Exercise:
For each line below that includes the word "Settings", make a copy.

Source material:
--------------------

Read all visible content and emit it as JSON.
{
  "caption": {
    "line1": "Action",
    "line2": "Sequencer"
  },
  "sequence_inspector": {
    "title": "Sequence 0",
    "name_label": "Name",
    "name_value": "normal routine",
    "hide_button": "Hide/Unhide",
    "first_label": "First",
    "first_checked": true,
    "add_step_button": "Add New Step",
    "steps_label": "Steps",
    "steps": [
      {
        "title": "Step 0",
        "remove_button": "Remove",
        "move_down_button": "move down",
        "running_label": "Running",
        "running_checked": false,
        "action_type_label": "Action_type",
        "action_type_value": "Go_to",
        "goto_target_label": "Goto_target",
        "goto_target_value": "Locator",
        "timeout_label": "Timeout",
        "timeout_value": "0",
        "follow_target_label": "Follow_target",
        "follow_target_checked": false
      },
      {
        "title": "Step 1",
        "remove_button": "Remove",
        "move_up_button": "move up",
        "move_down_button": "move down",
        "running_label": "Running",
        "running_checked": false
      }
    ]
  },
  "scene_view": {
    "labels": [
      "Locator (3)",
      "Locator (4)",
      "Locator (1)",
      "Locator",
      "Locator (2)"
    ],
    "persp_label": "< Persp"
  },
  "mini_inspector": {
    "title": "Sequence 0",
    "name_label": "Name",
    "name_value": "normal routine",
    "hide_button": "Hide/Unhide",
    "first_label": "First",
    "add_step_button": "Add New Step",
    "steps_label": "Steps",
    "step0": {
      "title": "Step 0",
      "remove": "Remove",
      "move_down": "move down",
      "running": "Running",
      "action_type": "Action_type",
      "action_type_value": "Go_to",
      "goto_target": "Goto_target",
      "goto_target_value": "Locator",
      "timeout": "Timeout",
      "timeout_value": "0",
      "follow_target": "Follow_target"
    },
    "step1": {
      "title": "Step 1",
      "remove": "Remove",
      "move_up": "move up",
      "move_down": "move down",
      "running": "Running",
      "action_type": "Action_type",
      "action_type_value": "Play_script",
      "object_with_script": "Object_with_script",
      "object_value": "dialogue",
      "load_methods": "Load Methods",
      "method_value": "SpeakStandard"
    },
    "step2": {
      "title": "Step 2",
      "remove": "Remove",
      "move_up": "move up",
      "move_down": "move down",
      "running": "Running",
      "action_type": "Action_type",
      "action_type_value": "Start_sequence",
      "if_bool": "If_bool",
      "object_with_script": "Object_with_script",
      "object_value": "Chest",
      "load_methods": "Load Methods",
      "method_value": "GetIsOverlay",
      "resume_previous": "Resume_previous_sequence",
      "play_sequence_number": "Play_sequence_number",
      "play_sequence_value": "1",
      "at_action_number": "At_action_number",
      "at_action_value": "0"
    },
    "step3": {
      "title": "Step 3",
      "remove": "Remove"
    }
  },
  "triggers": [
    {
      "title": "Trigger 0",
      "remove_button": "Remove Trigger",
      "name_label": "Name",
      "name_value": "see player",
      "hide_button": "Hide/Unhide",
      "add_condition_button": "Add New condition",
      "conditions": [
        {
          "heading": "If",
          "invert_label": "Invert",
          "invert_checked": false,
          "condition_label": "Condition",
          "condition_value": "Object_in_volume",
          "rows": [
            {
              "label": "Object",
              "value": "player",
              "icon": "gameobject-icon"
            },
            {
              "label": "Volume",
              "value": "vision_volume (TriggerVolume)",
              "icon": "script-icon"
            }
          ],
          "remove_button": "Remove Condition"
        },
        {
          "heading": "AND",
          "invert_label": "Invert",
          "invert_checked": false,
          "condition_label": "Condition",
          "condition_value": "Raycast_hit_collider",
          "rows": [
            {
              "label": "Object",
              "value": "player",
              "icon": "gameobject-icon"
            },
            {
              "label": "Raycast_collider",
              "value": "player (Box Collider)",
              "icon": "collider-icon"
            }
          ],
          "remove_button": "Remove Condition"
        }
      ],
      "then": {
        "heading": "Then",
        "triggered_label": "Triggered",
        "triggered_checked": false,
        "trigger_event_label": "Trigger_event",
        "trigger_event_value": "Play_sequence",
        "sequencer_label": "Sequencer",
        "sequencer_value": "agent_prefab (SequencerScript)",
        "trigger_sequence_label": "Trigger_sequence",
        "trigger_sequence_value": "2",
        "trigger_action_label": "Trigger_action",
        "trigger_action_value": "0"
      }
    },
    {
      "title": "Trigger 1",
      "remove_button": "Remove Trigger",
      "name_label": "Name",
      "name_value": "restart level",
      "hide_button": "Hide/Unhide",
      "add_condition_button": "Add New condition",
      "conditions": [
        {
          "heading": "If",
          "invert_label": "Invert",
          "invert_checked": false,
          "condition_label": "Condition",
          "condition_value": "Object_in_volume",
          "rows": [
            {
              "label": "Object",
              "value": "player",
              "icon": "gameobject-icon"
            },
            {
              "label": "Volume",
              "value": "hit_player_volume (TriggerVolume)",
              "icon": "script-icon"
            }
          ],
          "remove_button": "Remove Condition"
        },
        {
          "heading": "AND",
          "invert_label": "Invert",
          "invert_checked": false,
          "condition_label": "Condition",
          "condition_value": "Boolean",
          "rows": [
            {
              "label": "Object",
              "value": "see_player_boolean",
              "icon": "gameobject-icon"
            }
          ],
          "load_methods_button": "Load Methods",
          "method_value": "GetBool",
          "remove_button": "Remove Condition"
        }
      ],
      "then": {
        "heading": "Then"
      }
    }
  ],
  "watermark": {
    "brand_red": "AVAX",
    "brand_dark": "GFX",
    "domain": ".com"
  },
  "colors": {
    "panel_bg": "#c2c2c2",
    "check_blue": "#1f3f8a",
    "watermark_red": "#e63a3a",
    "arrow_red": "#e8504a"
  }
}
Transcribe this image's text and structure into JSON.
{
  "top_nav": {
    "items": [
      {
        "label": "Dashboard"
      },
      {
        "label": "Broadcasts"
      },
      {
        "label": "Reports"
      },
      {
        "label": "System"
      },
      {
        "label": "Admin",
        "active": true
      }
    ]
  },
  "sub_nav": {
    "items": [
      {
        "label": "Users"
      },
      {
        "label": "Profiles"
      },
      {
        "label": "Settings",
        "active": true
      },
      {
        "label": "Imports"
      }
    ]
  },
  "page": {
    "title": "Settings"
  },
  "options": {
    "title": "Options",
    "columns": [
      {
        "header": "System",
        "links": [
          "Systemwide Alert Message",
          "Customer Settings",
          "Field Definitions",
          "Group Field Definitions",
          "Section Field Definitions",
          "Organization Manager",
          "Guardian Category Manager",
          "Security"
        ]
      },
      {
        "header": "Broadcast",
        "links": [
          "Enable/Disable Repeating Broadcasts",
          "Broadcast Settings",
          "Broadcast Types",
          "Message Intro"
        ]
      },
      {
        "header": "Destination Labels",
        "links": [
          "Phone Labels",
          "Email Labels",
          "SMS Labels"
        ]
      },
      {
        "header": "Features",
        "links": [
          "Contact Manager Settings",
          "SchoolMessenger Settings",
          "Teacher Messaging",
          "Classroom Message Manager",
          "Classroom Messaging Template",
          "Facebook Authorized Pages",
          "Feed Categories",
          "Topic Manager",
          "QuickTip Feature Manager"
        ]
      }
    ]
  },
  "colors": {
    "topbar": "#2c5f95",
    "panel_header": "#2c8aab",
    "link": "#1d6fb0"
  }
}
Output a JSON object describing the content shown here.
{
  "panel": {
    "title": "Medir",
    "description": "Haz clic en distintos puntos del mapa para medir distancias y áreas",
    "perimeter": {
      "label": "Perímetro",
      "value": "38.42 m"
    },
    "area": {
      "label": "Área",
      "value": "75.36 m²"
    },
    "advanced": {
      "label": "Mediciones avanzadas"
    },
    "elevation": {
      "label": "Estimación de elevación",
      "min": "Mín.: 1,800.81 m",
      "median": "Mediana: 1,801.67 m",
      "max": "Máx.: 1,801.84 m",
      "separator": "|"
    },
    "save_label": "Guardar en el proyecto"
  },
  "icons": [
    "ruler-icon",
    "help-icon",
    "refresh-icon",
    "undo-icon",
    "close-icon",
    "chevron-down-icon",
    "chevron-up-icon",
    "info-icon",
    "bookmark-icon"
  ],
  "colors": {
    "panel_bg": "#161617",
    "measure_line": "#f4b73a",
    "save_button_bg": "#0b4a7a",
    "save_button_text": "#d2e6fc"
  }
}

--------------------

Solution below:
        "label": "Settings",
    "title": "Settings"
          "Customer Settings",
          "Broadcast Settings",
          "Contact Manager Settings",
          "SchoolMessenger Settings",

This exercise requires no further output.